The combination of multiple demands and constrained resources at times seems overwhelming. How does the state deal with such complexity? What should we prioritise?
As in the past, we have sought advice from citizens. This year, I sought budget pointers on several specific things: What does government do well? What should we stop doing?
How can we achieve inclusive growth?
- On what we do well, South Africans have very clear views: Tax administration. And paying social grants.
- What we should stop doing: Corruption and waste. Bailing out state entities.
- How to support inclusive growth : Support for small business. Job opportunities targeting the youth.
I greatly appreciate the response from so many South Africans – over 1500 in all. Mr Faiek Sonday, and Ms Thuli Ngubane are with us today. Mr Sonday’s advice was that “we should build more roads and train routes, because the sooner you get a worker at the desk or machine the more productive the economy will be”. And Ms Ngubane expressed the views of so many tipsters: “Let our schools’ infrastructure be improved so that all schools are conducive to learning. This will ensure that we produce the quality of students that can take our country forward.”
We agree, and indeed these are central priorities of the National Development Plan.

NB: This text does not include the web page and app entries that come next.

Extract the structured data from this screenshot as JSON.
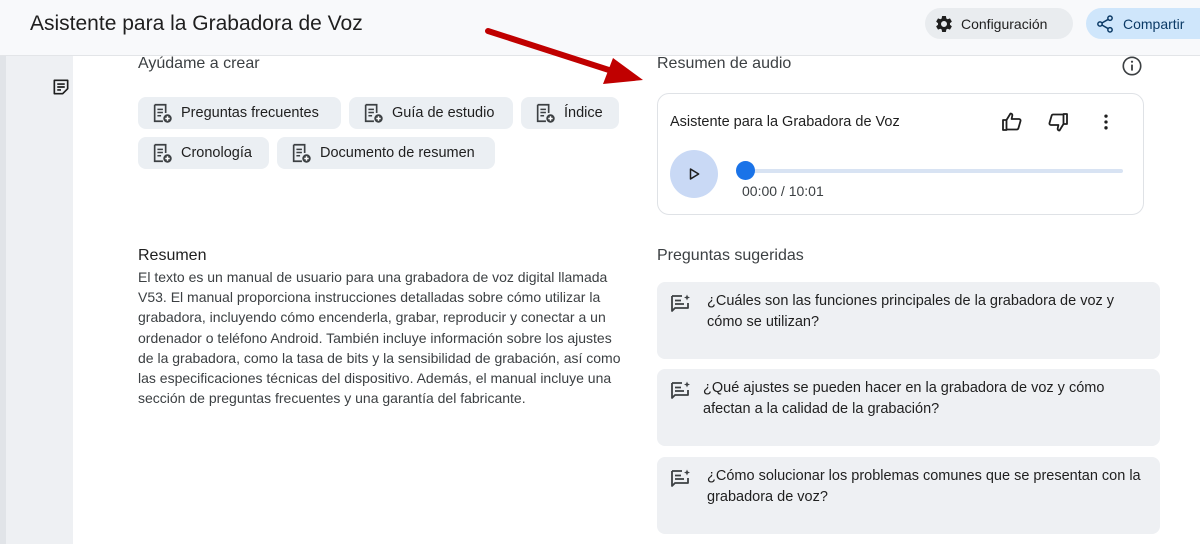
{
  "header": {
    "title": "Asistente para la Grabadora de Voz",
    "config_label": "Configuración",
    "share_label": "Compartir"
  },
  "create": {
    "label": "Ayúdame a crear",
    "chips": [
      "Preguntas frecuentes",
      "Guía de estudio",
      "Índice",
      "Cronología",
      "Documento de resumen"
    ]
  },
  "summary": {
    "title": "Resumen",
    "text": "El texto es un manual de usuario para una grabadora de voz digital llamada V53. El manual proporciona instrucciones detalladas sobre cómo utilizar la grabadora, incluyendo cómo encenderla, grabar, reproducir y conectar a un ordenador o teléfono Android. También incluye información sobre los ajustes de la grabadora, como la tasa de bits y la sensibilidad de grabación, así como las especificaciones técnicas del dispositivo. Además, el manual incluye una sección de preguntas frecuentes y una garantía del fabricante."
  },
  "audio": {
    "label": "Resumen de audio",
    "card_title": "Asistente para la Grabadora de Voz",
    "time": "00:00 / 10:01",
    "progress": 0
  },
  "suggested": {
    "label": "Preguntas sugeridas",
    "questions": [
      "¿Cuáles son las funciones principales de la grabadora de voz y cómo se utilizan?",
      "¿Qué ajustes se pueden hacer en la grabadora de voz y cómo afectan a la calidad de la grabación?",
      "¿Cómo solucionar los problemas comunes que se presentan con la grabadora de voz?"
    ]
  },
  "colors": {
    "accent": "#1a73e8",
    "share_bg": "#cfe6fb",
    "chip_bg": "#ebeff3",
    "annotation_arrow": "#c00000"
  },
  "icons": {
    "config": "gear-icon",
    "share": "share-icon",
    "sidebar_note": "note-icon",
    "chip": "add-document-icon",
    "info": "info-icon",
    "like": "thumb-up-icon",
    "dislike": "thumb-down-icon",
    "menu": "more-vert-icon",
    "play": "play-icon",
    "question": "sparkle-question-icon"
  }
}
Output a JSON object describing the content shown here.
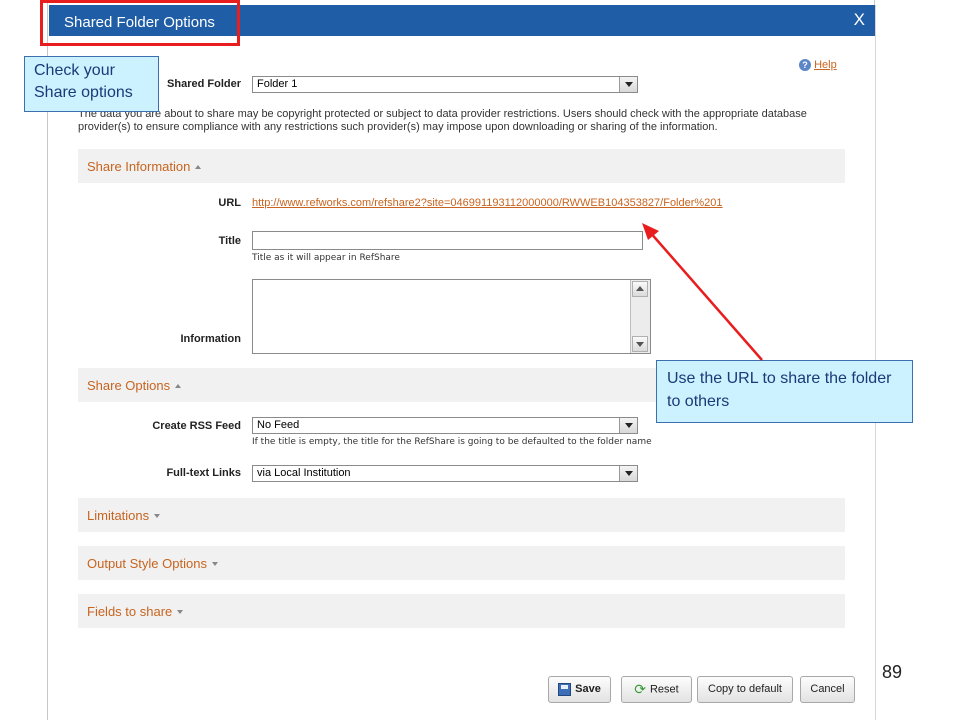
{
  "dialog": {
    "title": "Shared Folder Options",
    "close_label": "X",
    "help_label": "Help",
    "shared_folder_label": "Shared Folder",
    "shared_folder_value": "Folder 1",
    "disclaimer": "The data you are about to share may be copyright protected or subject to data provider restrictions. Users should check with the appropriate database provider(s) to ensure compliance with any restrictions such provider(s) may impose upon downloading or sharing of the information."
  },
  "share_information": {
    "heading": "Share Information",
    "url_label": "URL",
    "url_value": "http://www.refworks.com/refshare2?site=046991193112000000/RWWEB104353827/Folder%201",
    "title_label": "Title",
    "title_value": "",
    "title_hint": "Title as it will appear in RefShare",
    "information_label": "Information",
    "information_value": ""
  },
  "share_options": {
    "heading": "Share Options",
    "rss_label": "Create RSS Feed",
    "rss_value": "No Feed",
    "rss_hint": "If the title is empty, the title for the RefShare is going to be defaulted to the folder name",
    "fulltext_label": "Full-text Links",
    "fulltext_value": "via Local Institution"
  },
  "collapsed_sections": {
    "limitations": "Limitations",
    "output_style": "Output Style Options",
    "fields": "Fields to share"
  },
  "buttons": {
    "save": "Save",
    "reset": "Reset",
    "copy": "Copy to default",
    "cancel": "Cancel"
  },
  "annotations": {
    "check_options": "Check your Share options",
    "use_url": "Use the URL to share the folder to others"
  },
  "slide_number": "89",
  "colors": {
    "titlebar": "#1f5da6",
    "link_orange": "#c8641f",
    "callout_fill": "#ccf2ff",
    "highlight_red": "#e81e1e"
  }
}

As points of departure for the 2016 Budget, Honourable Speaker, allow me to emphasise several broad principles that flow through our NDP:
- It is a programme for inclusive growth – our social programmes, industrial action plan, promotion of agriculture and rural development, skills and training initiatives, investment in housing and municipal services are aimed at both prosperity and equity, creating opportunities for all and broadening economic participation.
- It is a plan for a strong mixed economy– in which public services and state actions complement private investment, expansion of trade and social enterprise.
- It recognises that improvements in the quality of education are the foundations of broad-based growth, productivity improvement and sustainable growth.
- It acknowledges that investment in infrastructure has to be enhanced and sustained both to underpin economic growth and address the spatial inefficiency and fragmentation of the apartheid landscape.
- It emphasises that employment creation has to be accelerated if growth is to be inclusive, and that income security for all relies also on appropriate social security, health services and social development programmes.
- It prioritises building the capability of the state, and strong leadership throughout society, to drive development and promote social cohesion.
- It highlights that partnership between government, business, organised labour and civil society is the key to policy coherence and more rapid development.
The Budget tabled today is guided by the NDP. It is a budget for inclusive growth, it emphasises partnerships amongst role players in our economy, it prioritises education and infrastructure investment, it supports employment creation and it contributes to building a capable, developmental state.